Coastal lakes under council’s control are opened in accordance with water trigger levels that were formulated through consultation with NSW National Parks and Wildlife Service, NSW Department of Primary Industries (DPI) and NSW Crown Lands.
Coila Lake is classified as an intermittently closed and open lake and lagoon (ICOLL) which is largely governed by natural processes rather than being artificially managed. There are about 70 ICOLLs in NSW and there’s usually no interference unless assets are at risk of being flooded.

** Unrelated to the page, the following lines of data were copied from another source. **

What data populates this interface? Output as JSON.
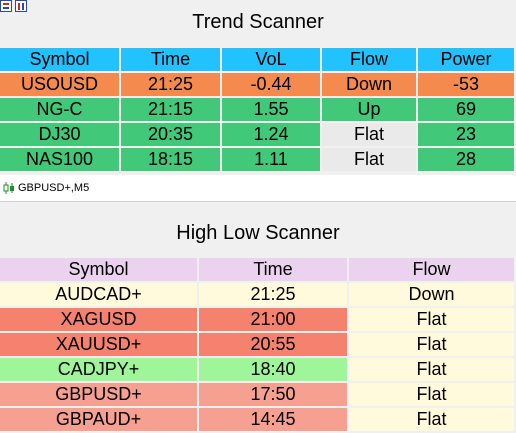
{
  "trend_scanner": {
    "title": "Trend Scanner",
    "headers": [
      "Symbol",
      "Time",
      "VoL",
      "Flow",
      "Power"
    ],
    "rows": [
      {
        "symbol": "USOUSD",
        "time": "21:25",
        "vol": "-0.44",
        "flow": "Down",
        "power": "-53",
        "colors": {
          "symbol": "#f58a4e",
          "time": "#f58a4e",
          "vol": "#f58a4e",
          "flow": "#f58a4e",
          "power": "#f58a4e"
        }
      },
      {
        "symbol": "NG-C",
        "time": "21:15",
        "vol": "1.55",
        "flow": "Up",
        "power": "69",
        "colors": {
          "symbol": "#41c878",
          "time": "#41c878",
          "vol": "#41c878",
          "flow": "#41c878",
          "power": "#41c878"
        }
      },
      {
        "symbol": "DJ30",
        "time": "20:35",
        "vol": "1.24",
        "flow": "Flat",
        "power": "23",
        "colors": {
          "symbol": "#41c878",
          "time": "#41c878",
          "vol": "#41c878",
          "flow": "#eaeaea",
          "power": "#41c878"
        }
      },
      {
        "symbol": "NAS100",
        "time": "18:15",
        "vol": "1.11",
        "flow": "Flat",
        "power": "28",
        "colors": {
          "symbol": "#41c878",
          "time": "#41c878",
          "vol": "#41c878",
          "flow": "#eaeaea",
          "power": "#41c878"
        }
      }
    ]
  },
  "chart_strip": {
    "symbol_label": "GBPUSD+,M5",
    "icon": "candlestick-icon"
  },
  "high_low_scanner": {
    "title": "High Low Scanner",
    "headers": [
      "Symbol",
      "Time",
      "Flow"
    ],
    "rows": [
      {
        "symbol": "AUDCAD+",
        "time": "21:25",
        "flow": "Down",
        "colors": {
          "symbol": "#fffadc",
          "time": "#fffadc",
          "flow": "#fffadc"
        }
      },
      {
        "symbol": "XAGUSD",
        "time": "21:00",
        "flow": "Flat",
        "colors": {
          "symbol": "#f5826e",
          "time": "#f5826e",
          "flow": "#fffadc"
        }
      },
      {
        "symbol": "XAUUSD+",
        "time": "20:55",
        "flow": "Flat",
        "colors": {
          "symbol": "#f5826e",
          "time": "#f5826e",
          "flow": "#fffadc"
        }
      },
      {
        "symbol": "CADJPY+",
        "time": "18:40",
        "flow": "Flat",
        "colors": {
          "symbol": "#9ef59a",
          "time": "#9ef59a",
          "flow": "#fffadc"
        }
      },
      {
        "symbol": "GBPUSD+",
        "time": "17:50",
        "flow": "Flat",
        "colors": {
          "symbol": "#f5a090",
          "time": "#f5a090",
          "flow": "#fffadc"
        }
      },
      {
        "symbol": "GBPAUD+",
        "time": "14:45",
        "flow": "Flat",
        "colors": {
          "symbol": "#f5a090",
          "time": "#f5a090",
          "flow": "#fffadc"
        }
      }
    ]
  },
  "toolbar_icons": [
    "chart-objects-icon",
    "indicators-icon"
  ]
}
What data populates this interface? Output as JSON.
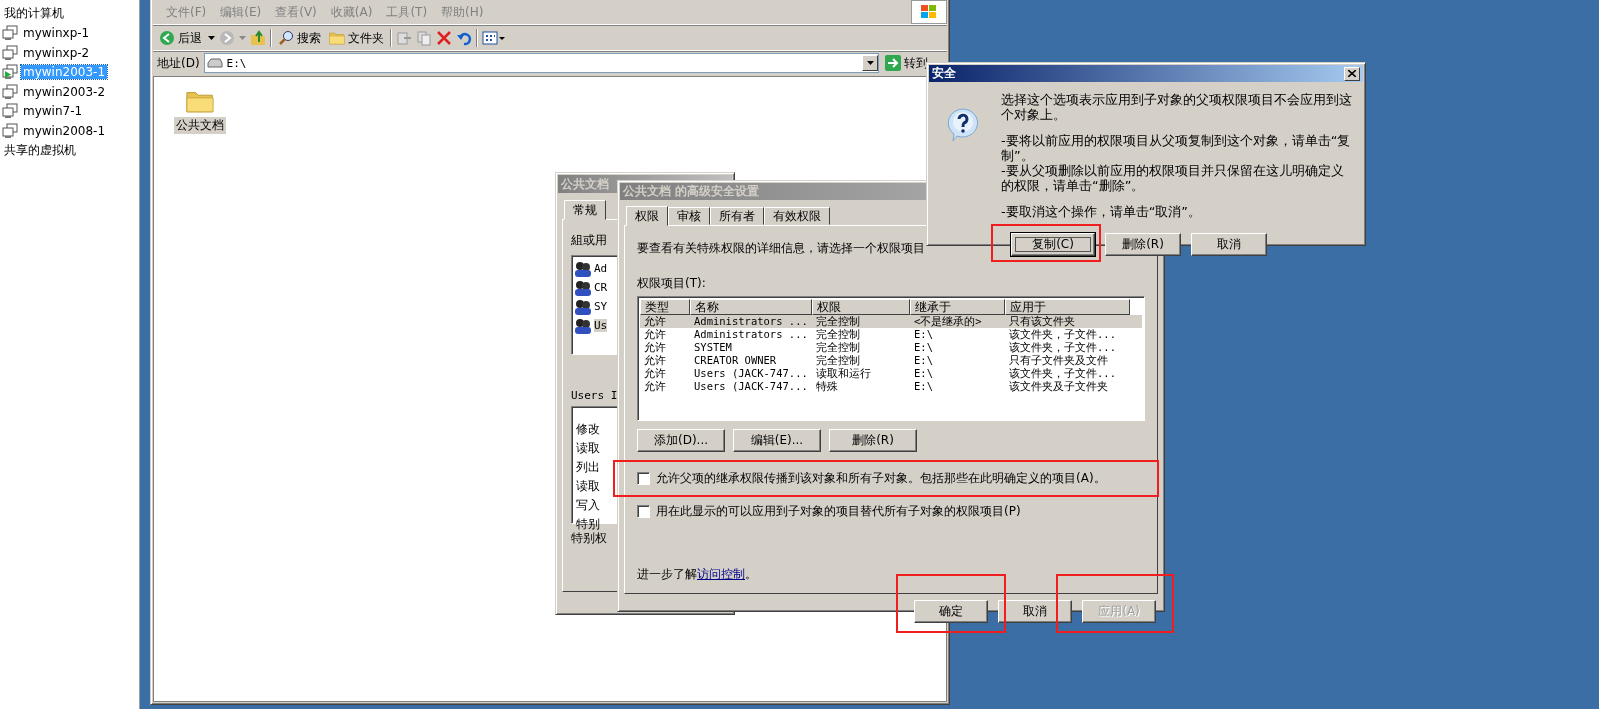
{
  "sidebar": {
    "items": [
      {
        "label": "我的计算机",
        "kind": "header",
        "selected": false
      },
      {
        "label": "mywinxp-1",
        "kind": "vm",
        "selected": false,
        "running": false
      },
      {
        "label": "mywinxp-2",
        "kind": "vm",
        "selected": false,
        "running": false
      },
      {
        "label": "mywin2003-1",
        "kind": "vm",
        "selected": true,
        "running": true
      },
      {
        "label": "mywin2003-2",
        "kind": "vm",
        "selected": false,
        "running": false
      },
      {
        "label": "mywin7-1",
        "kind": "vm",
        "selected": false,
        "running": false
      },
      {
        "label": "mywin2008-1",
        "kind": "vm",
        "selected": false,
        "running": false
      },
      {
        "label": "共享的虚拟机",
        "kind": "header",
        "selected": false
      }
    ]
  },
  "explorer": {
    "menu": [
      "文件(F)",
      "编辑(E)",
      "查看(V)",
      "收藏(A)",
      "工具(T)",
      "帮助(H)"
    ],
    "toolbar": {
      "back": "后退",
      "search": "搜索",
      "folders": "文件夹"
    },
    "address": {
      "label": "地址(D)",
      "value": "E:\\",
      "go": "转到"
    },
    "items": [
      {
        "label": "公共文档",
        "selected": true
      }
    ]
  },
  "properties": {
    "title": "公共文档",
    "tabs": [
      {
        "label": "常规",
        "selected": true
      }
    ],
    "group_label": "組或用",
    "principals": [
      {
        "label": "Ad",
        "selected": false
      },
      {
        "label": "CR",
        "selected": false
      },
      {
        "label": "SY",
        "selected": false
      },
      {
        "label": "Us",
        "selected": true
      }
    ],
    "permissions_label": "Users I",
    "permissions": [
      "修改",
      "读取",
      "列出",
      "读取",
      "写入",
      "特别"
    ],
    "special_label": "特别权"
  },
  "advanced": {
    "title": "公共文档 的高级安全设置",
    "tabs": [
      {
        "label": "权限",
        "selected": true
      },
      {
        "label": "审核",
        "selected": false
      },
      {
        "label": "所有者",
        "selected": false
      },
      {
        "label": "有效权限",
        "selected": false
      }
    ],
    "intro": "要查看有关特殊权限的详细信息，请选择一个权限项目",
    "list_label": "权限项目(T):",
    "table": {
      "columns": [
        "类型",
        "名称",
        "权限",
        "继承于",
        "应用于"
      ],
      "rows": [
        {
          "cells": [
            "允许",
            "Administrators ...",
            "完全控制",
            "<不是继承的>",
            "只有该文件夹"
          ],
          "selected": true
        },
        {
          "cells": [
            "允许",
            "Administrators ...",
            "完全控制",
            "E:\\",
            "该文件夹，子文件..."
          ],
          "selected": false
        },
        {
          "cells": [
            "允许",
            "SYSTEM",
            "完全控制",
            "E:\\",
            "该文件夹，子文件..."
          ],
          "selected": false
        },
        {
          "cells": [
            "允许",
            "CREATOR OWNER",
            "完全控制",
            "E:\\",
            "只有子文件夹及文件"
          ],
          "selected": false
        },
        {
          "cells": [
            "允许",
            "Users (JACK-747...",
            "读取和运行",
            "E:\\",
            "该文件夹，子文件..."
          ],
          "selected": false
        },
        {
          "cells": [
            "允许",
            "Users (JACK-747...",
            "特殊",
            "E:\\",
            "该文件夹及子文件夹"
          ],
          "selected": false
        }
      ]
    },
    "list_buttons": [
      "添加(D)...",
      "编辑(E)...",
      "删除(R)"
    ],
    "checkboxes": [
      {
        "label": "允许父项的继承权限传播到该对象和所有子对象。包括那些在此明确定义的项目(A)。",
        "checked": false,
        "highlighted": true
      },
      {
        "label": "用在此显示的可以应用到子对象的项目替代所有子对象的权限项目(P)",
        "checked": false,
        "highlighted": false
      }
    ],
    "learn_more": {
      "text": "进一步了解",
      "link": "访问控制",
      "end": "。"
    },
    "buttons": [
      {
        "label": "确定",
        "disabled": false,
        "highlighted": true
      },
      {
        "label": "取消",
        "disabled": false,
        "highlighted": false
      },
      {
        "label": "应用(A)",
        "disabled": true,
        "highlighted": true
      }
    ]
  },
  "security": {
    "title": "安全",
    "paragraphs": [
      [
        "选择这个选项表示应用到子对象的父项权限项目不会应用到这个对象上。"
      ],
      [
        "-要将以前应用的权限项目从父项复制到这个对象，请单击“复制”。",
        "-要从父项删除以前应用的权限项目并只保留在这儿明确定义的权限，请单击“删除”。"
      ],
      [
        "-要取消这个操作，请单击“取消”。"
      ]
    ],
    "buttons": [
      {
        "label": "复制(C)",
        "focused": true,
        "highlighted": true
      },
      {
        "label": "删除(R)",
        "focused": false,
        "highlighted": false
      },
      {
        "label": "取消",
        "focused": false,
        "highlighted": false
      }
    ]
  }
}
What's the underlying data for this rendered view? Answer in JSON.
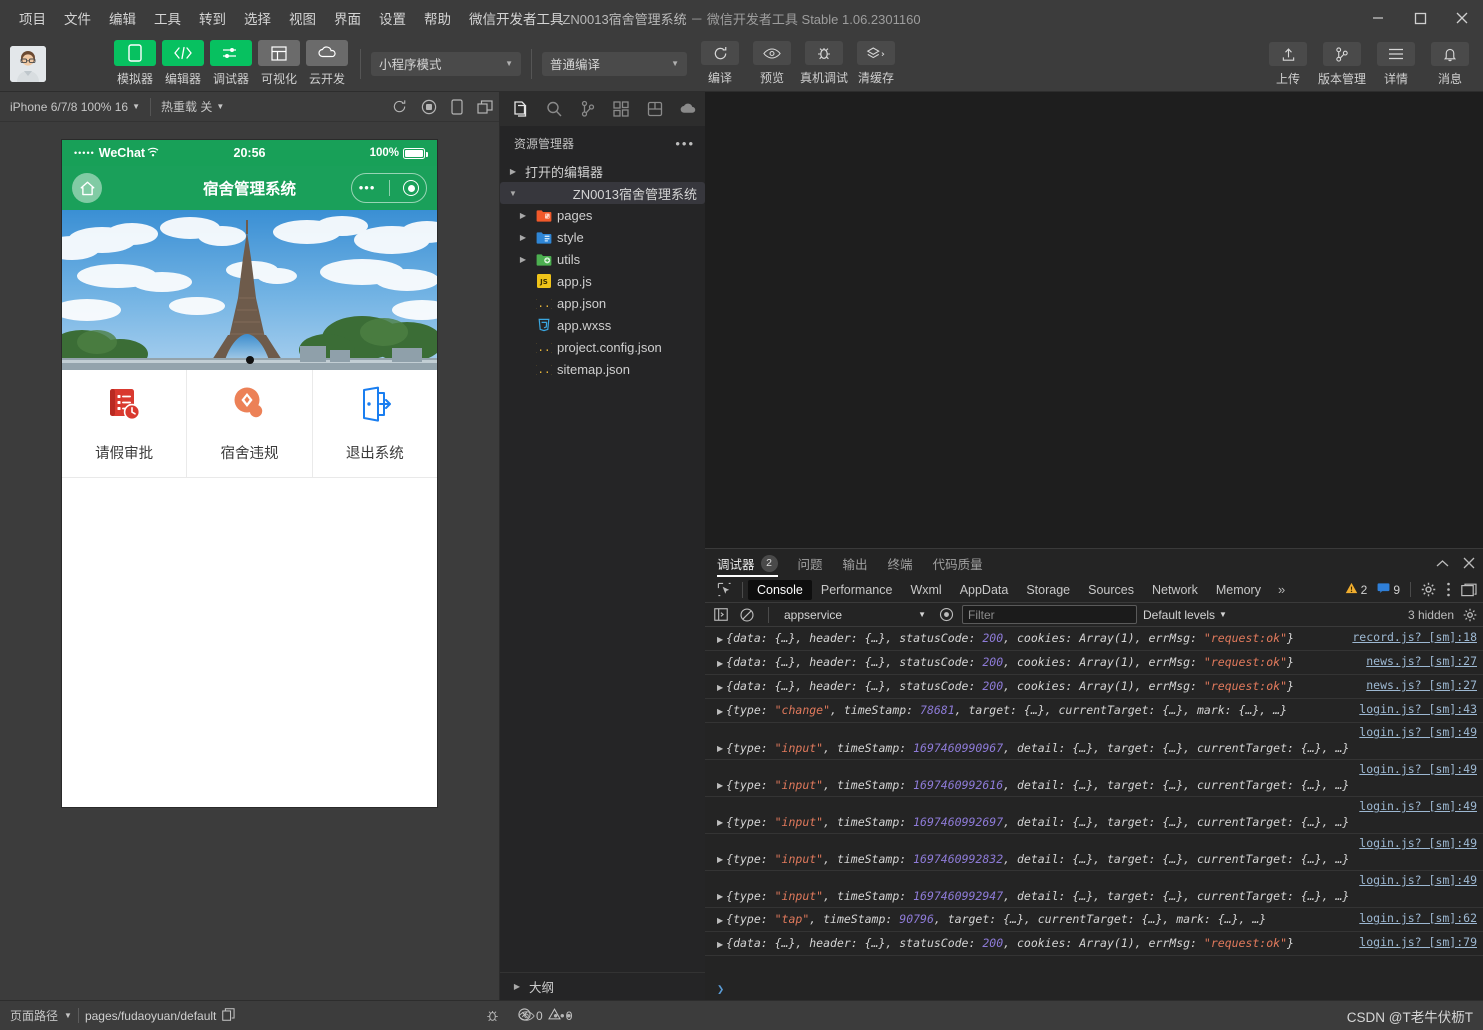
{
  "titlebar": {
    "menus": [
      "项目",
      "文件",
      "编辑",
      "工具",
      "转到",
      "选择",
      "视图",
      "界面",
      "设置",
      "帮助",
      "微信开发者工具"
    ],
    "project_title": "ZN0013宿舍管理系统",
    "title_suffix": "－ 微信开发者工具 Stable 1.06.2301160"
  },
  "toolbar": {
    "mode_buttons": [
      {
        "label": "模拟器",
        "icon": "phone-icon",
        "style": "green"
      },
      {
        "label": "编辑器",
        "icon": "code-icon",
        "style": "green"
      },
      {
        "label": "调试器",
        "icon": "sliders-icon",
        "style": "green"
      },
      {
        "label": "可视化",
        "icon": "layout-icon",
        "style": "grey"
      },
      {
        "label": "云开发",
        "icon": "cloud-icon",
        "style": "grey"
      }
    ],
    "mode_select": "小程序模式",
    "compile_select": "普通编译",
    "action_buttons": [
      {
        "label": "编译",
        "icon": "refresh-icon"
      },
      {
        "label": "预览",
        "icon": "eye-icon"
      },
      {
        "label": "真机调试",
        "icon": "bug-icon"
      },
      {
        "label": "清缓存",
        "icon": "layers-icon"
      }
    ],
    "right_buttons": [
      {
        "label": "上传",
        "icon": "upload-icon"
      },
      {
        "label": "版本管理",
        "icon": "branch-icon"
      },
      {
        "label": "详情",
        "icon": "menu-icon"
      },
      {
        "label": "消息",
        "icon": "bell-icon"
      }
    ]
  },
  "simulator": {
    "device": "iPhone 6/7/8 100% 16",
    "hotreload": "热重载 关",
    "toolbar_icons": [
      "refresh-icon",
      "record-icon",
      "rotate-icon",
      "window-icon"
    ],
    "status": {
      "carrier": "WeChat",
      "signal_dots": "•••••",
      "time": "20:56",
      "battery_pct": "100%"
    },
    "navbar_title": "宿舍管理系统",
    "home_icon": "home-icon",
    "banner_alt": "eiffel-tower-banner",
    "grid": [
      {
        "label": "请假审批",
        "icon": "leave-approval-icon",
        "color": "#d9392f"
      },
      {
        "label": "宿舍违规",
        "icon": "violation-icon",
        "color": "#ec8157"
      },
      {
        "label": "退出系统",
        "icon": "logout-icon",
        "color": "#1a7ef0"
      }
    ]
  },
  "explorer": {
    "activitybar": [
      "files-icon",
      "search-icon",
      "source-control-icon",
      "extensions-icon",
      "debug-icon",
      "cloud-dev-icon"
    ],
    "title": "资源管理器",
    "more": "•••",
    "sections": [
      {
        "label": "打开的编辑器",
        "expanded": false,
        "indent": 0,
        "icon": null
      },
      {
        "label": "ZN0013宿舍管理系统",
        "expanded": true,
        "indent": 0,
        "icon": null,
        "selected": true
      }
    ],
    "files": [
      {
        "label": "pages",
        "icon": "folder-red-icon",
        "type": "folder",
        "expanded": false
      },
      {
        "label": "style",
        "icon": "folder-blue-icon",
        "type": "folder",
        "expanded": false
      },
      {
        "label": "utils",
        "icon": "folder-green-icon",
        "type": "folder",
        "expanded": false
      },
      {
        "label": "app.js",
        "icon": "js-icon",
        "type": "file"
      },
      {
        "label": "app.json",
        "icon": "json-icon",
        "type": "file"
      },
      {
        "label": "app.wxss",
        "icon": "wxss-icon",
        "type": "file"
      },
      {
        "label": "project.config.json",
        "icon": "json-icon",
        "type": "file"
      },
      {
        "label": "sitemap.json",
        "icon": "json-icon",
        "type": "file"
      }
    ],
    "outline": "大纲"
  },
  "devtools": {
    "tabs": [
      {
        "label": "调试器",
        "badge": "2",
        "active": true
      },
      {
        "label": "问题",
        "badge": null,
        "active": false
      },
      {
        "label": "输出",
        "badge": null,
        "active": false
      },
      {
        "label": "终端",
        "badge": null,
        "active": false
      },
      {
        "label": "代码质量",
        "badge": null,
        "active": false
      }
    ],
    "panel_tabs": [
      "Console",
      "Performance",
      "Wxml",
      "AppData",
      "Storage",
      "Sources",
      "Network",
      "Memory"
    ],
    "panel_active": "Console",
    "panel_more": "»",
    "warn_count": "2",
    "info_count": "9",
    "context": "appservice",
    "filter_placeholder": "Filter",
    "levels": "Default levels",
    "hidden": "3 hidden",
    "prompt": "❯",
    "logs": [
      {
        "layout": "single",
        "src": "record.js? [sm]:18",
        "parts": [
          {
            "t": "{data: {…}, header: {…}, statusCode: ",
            "k": "p"
          },
          {
            "t": "200",
            "k": "num"
          },
          {
            "t": ", cookies: Array(1), errMsg: ",
            "k": "p"
          },
          {
            "t": "\"request:ok\"",
            "k": "str"
          },
          {
            "t": "}",
            "k": "p"
          }
        ]
      },
      {
        "layout": "single",
        "src": "news.js? [sm]:27",
        "parts": [
          {
            "t": "{data: {…}, header: {…}, statusCode: ",
            "k": "p"
          },
          {
            "t": "200",
            "k": "num"
          },
          {
            "t": ", cookies: Array(1), errMsg: ",
            "k": "p"
          },
          {
            "t": "\"request:ok\"",
            "k": "str"
          },
          {
            "t": "}",
            "k": "p"
          }
        ]
      },
      {
        "layout": "single",
        "src": "news.js? [sm]:27",
        "parts": [
          {
            "t": "{data: {…}, header: {…}, statusCode: ",
            "k": "p"
          },
          {
            "t": "200",
            "k": "num"
          },
          {
            "t": ", cookies: Array(1), errMsg: ",
            "k": "p"
          },
          {
            "t": "\"request:ok\"",
            "k": "str"
          },
          {
            "t": "}",
            "k": "p"
          }
        ]
      },
      {
        "layout": "single",
        "src": "login.js? [sm]:43",
        "parts": [
          {
            "t": "{type: ",
            "k": "p"
          },
          {
            "t": "\"change\"",
            "k": "str"
          },
          {
            "t": ", timeStamp: ",
            "k": "p"
          },
          {
            "t": "78681",
            "k": "num"
          },
          {
            "t": ", target: {…}, currentTarget: {…}, mark: {…}, …}",
            "k": "p"
          }
        ]
      },
      {
        "layout": "double",
        "src": "login.js? [sm]:49",
        "parts": [
          {
            "t": "{type: ",
            "k": "p"
          },
          {
            "t": "\"input\"",
            "k": "str"
          },
          {
            "t": ", timeStamp: ",
            "k": "p"
          },
          {
            "t": "1697460990967",
            "k": "num"
          },
          {
            "t": ", detail: {…}, target: {…}, currentTarget: {…}, …}",
            "k": "p"
          }
        ]
      },
      {
        "layout": "double",
        "src": "login.js? [sm]:49",
        "parts": [
          {
            "t": "{type: ",
            "k": "p"
          },
          {
            "t": "\"input\"",
            "k": "str"
          },
          {
            "t": ", timeStamp: ",
            "k": "p"
          },
          {
            "t": "1697460992616",
            "k": "num"
          },
          {
            "t": ", detail: {…}, target: {…}, currentTarget: {…}, …}",
            "k": "p"
          }
        ]
      },
      {
        "layout": "double",
        "src": "login.js? [sm]:49",
        "parts": [
          {
            "t": "{type: ",
            "k": "p"
          },
          {
            "t": "\"input\"",
            "k": "str"
          },
          {
            "t": ", timeStamp: ",
            "k": "p"
          },
          {
            "t": "1697460992697",
            "k": "num"
          },
          {
            "t": ", detail: {…}, target: {…}, currentTarget: {…}, …}",
            "k": "p"
          }
        ]
      },
      {
        "layout": "double",
        "src": "login.js? [sm]:49",
        "parts": [
          {
            "t": "{type: ",
            "k": "p"
          },
          {
            "t": "\"input\"",
            "k": "str"
          },
          {
            "t": ", timeStamp: ",
            "k": "p"
          },
          {
            "t": "1697460992832",
            "k": "num"
          },
          {
            "t": ", detail: {…}, target: {…}, currentTarget: {…}, …}",
            "k": "p"
          }
        ]
      },
      {
        "layout": "double",
        "src": "login.js? [sm]:49",
        "parts": [
          {
            "t": "{type: ",
            "k": "p"
          },
          {
            "t": "\"input\"",
            "k": "str"
          },
          {
            "t": ", timeStamp: ",
            "k": "p"
          },
          {
            "t": "1697460992947",
            "k": "num"
          },
          {
            "t": ", detail: {…}, target: {…}, currentTarget: {…}, …}",
            "k": "p"
          }
        ]
      },
      {
        "layout": "single",
        "src": "login.js? [sm]:62",
        "parts": [
          {
            "t": "{type: ",
            "k": "p"
          },
          {
            "t": "\"tap\"",
            "k": "str"
          },
          {
            "t": ", timeStamp: ",
            "k": "p"
          },
          {
            "t": "90796",
            "k": "num"
          },
          {
            "t": ", target: {…}, currentTarget: {…}, mark: {…}, …}",
            "k": "p"
          }
        ]
      },
      {
        "layout": "single",
        "src": "login.js? [sm]:79",
        "parts": [
          {
            "t": "{data: {…}, header: {…}, statusCode: ",
            "k": "p"
          },
          {
            "t": "200",
            "k": "num"
          },
          {
            "t": ", cookies: Array(1), errMsg: ",
            "k": "p"
          },
          {
            "t": "\"request:ok\"",
            "k": "str"
          },
          {
            "t": "}",
            "k": "p"
          }
        ]
      }
    ]
  },
  "statusbar": {
    "page_path_label": "页面路径",
    "page_path_value": "pages/fudaoyuan/default",
    "icons": [
      "bug-icon",
      "eye-icon",
      "ellipsis-icon"
    ],
    "error_count": "0",
    "warning_count": "0",
    "watermark": "CSDN @T老牛伏枥T"
  },
  "colors": {
    "accent_green": "#07c160",
    "wechat_green": "#1aa05a",
    "bg_dark": "#3c3c3c",
    "panel_dark": "#242424",
    "explorer_dark": "#252526"
  }
}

In natural cycles, ICOLLs open and close to the ocean constantly, but irregularly. Water levels can often rise rapidly in response to storms, and eventually the water will spill over the entrance sand berm and drain to the ocean. The force of the backed up water then quickly scours an entrance channel through the beach and reopens the lake to the ocean.
It’s common for many ICOLLs to remain closed for several years, and historical records show that about 70 per cent of the ICOLLs in NSW are closed the majority of the time. As well as rainfall, specific local conditions such as catchment size and headlands near the entrance determine if an ICOLL is mostly open or mostly closed.
“We open them only when the trigger levels are reached, or are likely to be exceeded with pending rainfall,” said a statement from Eurobodalla Shire Council.
A crowd gathered on Tuross Boulevarde and the Coila Lake foreshore to watch the channel being dug, a process that takes around two hours. The dig takes place ahead of high tide and the outgoing tide, enabling the water flow to substantially widen the channel. That, in turn, provides relief for farmers and infrastructure further up the lake catchment.
There’s local contention about how best to open the waterway and keep it open for a more prolonged period.
The current channel should remain open for several days at least, relieving pressure on the system before the lake returns to its normal level.
While council manages the Coila Lake process directly, the DPI says flooding and drying are natural components of the hydrological and ecological processes operating within ICOLLs.
“Coastal lakes and the life they support have evolved in response to these forces, and to maintain a ‘healthy’ lake ideally it should be left to operate as close to natural as possible,” said a DPI statement.
The DPI said that overly frequent artificial opening risks destroying an ICOLL’s naturally regulating system, describing them as “dynamic coastal environments – they are significantly different from bays, harbours or inlets which are permanently open to the sea”.